-- Task statement --
Your reply should hold only the lines from the records below where "find" occurs.

Excerpts from an interface dataset:
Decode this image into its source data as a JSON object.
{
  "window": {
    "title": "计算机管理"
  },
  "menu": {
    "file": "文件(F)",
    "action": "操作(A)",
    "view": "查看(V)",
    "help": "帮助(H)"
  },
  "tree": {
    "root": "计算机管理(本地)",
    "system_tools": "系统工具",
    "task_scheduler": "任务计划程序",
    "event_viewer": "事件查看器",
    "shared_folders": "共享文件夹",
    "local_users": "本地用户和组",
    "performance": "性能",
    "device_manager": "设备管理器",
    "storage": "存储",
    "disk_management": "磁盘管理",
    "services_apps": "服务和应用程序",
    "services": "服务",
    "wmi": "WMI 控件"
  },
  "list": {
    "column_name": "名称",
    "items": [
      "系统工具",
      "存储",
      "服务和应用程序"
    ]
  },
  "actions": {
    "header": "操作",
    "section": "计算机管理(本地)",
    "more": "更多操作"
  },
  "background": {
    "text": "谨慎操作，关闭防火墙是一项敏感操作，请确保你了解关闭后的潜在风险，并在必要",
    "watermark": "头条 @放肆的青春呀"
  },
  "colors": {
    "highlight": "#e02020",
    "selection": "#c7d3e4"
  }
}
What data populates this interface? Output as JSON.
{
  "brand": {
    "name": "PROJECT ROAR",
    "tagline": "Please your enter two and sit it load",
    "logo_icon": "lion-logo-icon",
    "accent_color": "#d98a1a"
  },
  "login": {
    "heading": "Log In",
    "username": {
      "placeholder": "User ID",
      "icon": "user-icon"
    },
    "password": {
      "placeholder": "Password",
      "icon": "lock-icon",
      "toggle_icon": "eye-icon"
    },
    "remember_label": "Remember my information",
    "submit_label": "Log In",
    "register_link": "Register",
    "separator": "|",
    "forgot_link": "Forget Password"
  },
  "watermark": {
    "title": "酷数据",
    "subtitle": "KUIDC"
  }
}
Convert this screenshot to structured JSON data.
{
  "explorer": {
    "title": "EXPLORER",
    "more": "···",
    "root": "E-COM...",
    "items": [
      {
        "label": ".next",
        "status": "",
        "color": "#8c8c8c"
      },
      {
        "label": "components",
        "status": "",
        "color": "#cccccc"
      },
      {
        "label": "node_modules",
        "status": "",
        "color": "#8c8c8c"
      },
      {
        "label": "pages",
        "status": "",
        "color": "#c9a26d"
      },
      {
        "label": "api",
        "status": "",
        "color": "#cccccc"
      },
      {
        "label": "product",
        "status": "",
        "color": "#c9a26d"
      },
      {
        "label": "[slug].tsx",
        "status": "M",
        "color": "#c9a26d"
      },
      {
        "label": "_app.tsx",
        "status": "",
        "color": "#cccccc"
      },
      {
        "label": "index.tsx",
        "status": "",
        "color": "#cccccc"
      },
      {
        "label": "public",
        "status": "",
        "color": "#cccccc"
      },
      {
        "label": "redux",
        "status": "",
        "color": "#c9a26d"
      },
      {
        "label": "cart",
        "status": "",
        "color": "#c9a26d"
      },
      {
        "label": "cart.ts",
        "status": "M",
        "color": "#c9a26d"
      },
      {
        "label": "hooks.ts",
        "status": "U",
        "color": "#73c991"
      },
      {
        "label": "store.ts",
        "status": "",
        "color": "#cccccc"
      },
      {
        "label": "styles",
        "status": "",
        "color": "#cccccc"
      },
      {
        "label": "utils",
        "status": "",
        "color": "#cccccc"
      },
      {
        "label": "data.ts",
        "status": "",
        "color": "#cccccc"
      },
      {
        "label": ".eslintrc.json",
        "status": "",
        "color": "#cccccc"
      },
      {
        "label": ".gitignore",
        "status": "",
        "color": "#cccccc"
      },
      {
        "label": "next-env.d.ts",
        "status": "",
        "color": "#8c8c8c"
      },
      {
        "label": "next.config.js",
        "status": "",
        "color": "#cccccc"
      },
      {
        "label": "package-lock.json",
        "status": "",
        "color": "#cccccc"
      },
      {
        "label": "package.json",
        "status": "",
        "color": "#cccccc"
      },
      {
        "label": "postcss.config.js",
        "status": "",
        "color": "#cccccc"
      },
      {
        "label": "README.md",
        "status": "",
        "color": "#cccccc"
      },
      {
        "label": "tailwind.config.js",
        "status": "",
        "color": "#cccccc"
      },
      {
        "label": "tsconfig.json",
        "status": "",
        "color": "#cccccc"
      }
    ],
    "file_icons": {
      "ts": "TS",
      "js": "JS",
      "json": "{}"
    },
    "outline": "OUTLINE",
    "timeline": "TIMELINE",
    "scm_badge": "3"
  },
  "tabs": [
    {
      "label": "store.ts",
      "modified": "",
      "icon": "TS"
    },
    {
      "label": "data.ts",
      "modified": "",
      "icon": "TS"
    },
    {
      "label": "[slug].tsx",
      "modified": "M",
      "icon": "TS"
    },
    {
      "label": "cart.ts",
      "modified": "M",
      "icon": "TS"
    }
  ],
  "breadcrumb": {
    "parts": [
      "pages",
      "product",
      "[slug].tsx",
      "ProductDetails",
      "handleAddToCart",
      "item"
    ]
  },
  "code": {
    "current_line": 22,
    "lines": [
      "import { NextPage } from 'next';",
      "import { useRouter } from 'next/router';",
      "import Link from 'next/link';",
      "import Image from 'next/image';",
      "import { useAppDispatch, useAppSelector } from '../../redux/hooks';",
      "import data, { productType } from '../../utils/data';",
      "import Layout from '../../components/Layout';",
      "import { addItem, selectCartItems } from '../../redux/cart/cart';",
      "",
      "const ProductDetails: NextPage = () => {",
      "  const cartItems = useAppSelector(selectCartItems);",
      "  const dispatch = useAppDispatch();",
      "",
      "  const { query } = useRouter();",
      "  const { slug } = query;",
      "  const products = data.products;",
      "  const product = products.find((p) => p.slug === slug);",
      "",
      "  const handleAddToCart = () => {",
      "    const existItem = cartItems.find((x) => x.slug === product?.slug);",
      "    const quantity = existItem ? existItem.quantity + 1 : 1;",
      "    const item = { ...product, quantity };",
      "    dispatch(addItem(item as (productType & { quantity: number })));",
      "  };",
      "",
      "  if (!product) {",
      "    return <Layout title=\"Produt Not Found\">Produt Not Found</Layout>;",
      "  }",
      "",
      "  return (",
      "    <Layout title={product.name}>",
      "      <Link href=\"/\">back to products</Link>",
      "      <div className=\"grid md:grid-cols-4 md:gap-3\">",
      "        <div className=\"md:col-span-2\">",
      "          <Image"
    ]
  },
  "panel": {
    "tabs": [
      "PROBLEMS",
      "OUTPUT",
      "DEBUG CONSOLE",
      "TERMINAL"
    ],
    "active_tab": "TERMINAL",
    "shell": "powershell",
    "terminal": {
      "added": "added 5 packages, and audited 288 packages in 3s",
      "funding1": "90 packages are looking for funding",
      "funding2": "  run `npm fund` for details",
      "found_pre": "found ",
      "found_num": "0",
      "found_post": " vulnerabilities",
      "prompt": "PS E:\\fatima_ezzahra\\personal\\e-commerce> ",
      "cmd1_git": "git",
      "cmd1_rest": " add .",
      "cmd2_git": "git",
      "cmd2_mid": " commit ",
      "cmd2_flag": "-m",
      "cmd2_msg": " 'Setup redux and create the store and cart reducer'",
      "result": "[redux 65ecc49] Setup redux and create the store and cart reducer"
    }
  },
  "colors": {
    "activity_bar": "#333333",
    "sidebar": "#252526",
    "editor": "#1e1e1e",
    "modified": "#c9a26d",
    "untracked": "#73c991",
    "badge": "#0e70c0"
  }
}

-- Answer to this problem --
      "  const product = products.find((p) => p.slug === slug);",
      "    const existItem = cartItems.find((x) => x.slug === product?.slug);",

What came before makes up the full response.